Tuesday, 24th November 2017

ECPAT UK has contributed to an important new discussion paper, Making Brexit work for children, outlining concerns about the impact of Brexit on children. We are concerned about the lack of consideration about Brexit’s implications on child protection and safeguarding. To ensure children’s rights and needs are safeguarded post-Brexit, we joined with other UK children’s experts to form the ‘Brexit and Children’ coalition.

Children comprise a quarter of the UK population and are currently protected by 80 pieces of EU legislation protecting their rights and entitlements in areas including migration, asylum, child protection, health and safety, paediatric medicine, access to social and economic rights and cross-border family breakdown. However once the European Union (Withdrawal) Bill is passed, the UK will cease to operate within EU jurisdiction, creating space for the UK government to implement new legislation and public authority.

Widespread concerns have been raised regarding the use of Government delegated powers to amend laws without facing parliamentary scrutiny.
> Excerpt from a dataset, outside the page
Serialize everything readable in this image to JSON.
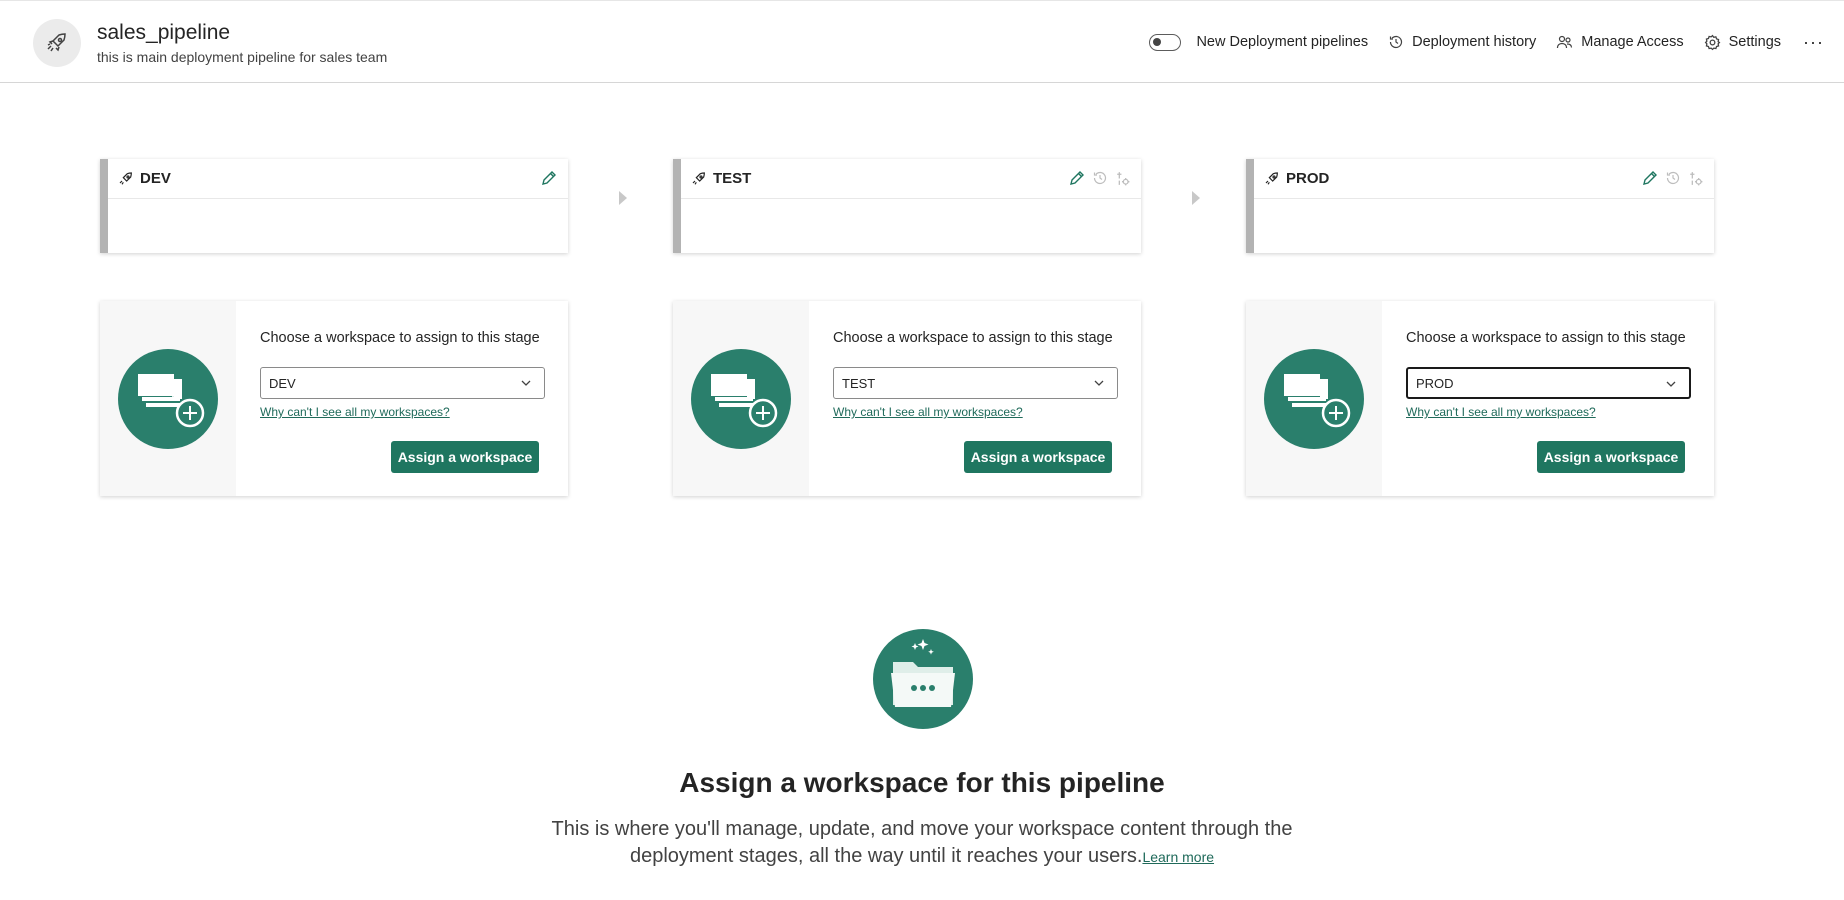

In the Withdrawal Bill, these powers can be used wherever the Minister believes it is ‘appropriate’. There is a particular concern given that Brexit will remove any children’s rights safeguards currently offered by the EU Charter of Fundamental Rights.

To ensure the impact of Brexit on children is considered at all stages of the exiting process, our research makes the following recommendations:

  • The Government should ensure that all existing protections for children’s rights in the EU legislative framework are protected and preserved in domestic law.
  • The needs of children and young people should be considered in determining the settlement status of EU nationals, and for this group to able to apply for settled status in their own right.
  • The Government should put a strategy in place to continue membership of EU-level data, criminal justice intelligence-sharing, training, research and security infrastructure with a view to protecting children, particularly child victims of trafficking, child victims of online abuse and children in Europe abused by British nationals who may be affected by cross-border criminal investigations.
  • In light of inflationary uncertainty caused by Brexit, the Government should end the current benefits freeze in place until 2020 to protect low-income families.
  • The Government should guarantee that the proposed Shared Prosperity Fund will continue funding projects supporting children and young people post-Brexit.
  • The UK should remain part of the EU family framework that regulates cross-border family law cases which offers the best protection for children’s rights.
  • The Government should ensure that children and young people across the UK are given the opportunity to express their views on all issues of relevance to them during the Withdrawal process.

Download 'Making Brexit work for children'

The work of the Brexit and Children coalition follows the publication earlier this year of the Anti-Trafficking Monitoring Group's briefing paper on the impact of Brexit on Modern Slavery in the UK.


Press contacts

Bharti Patel, CEO, ECPAT UK: 020 7607 2136, [email protected]

Chloe Setter, Head of Advocacy, Policy & Campaigns, ECPAT UK: 07890 120834,  [email protected]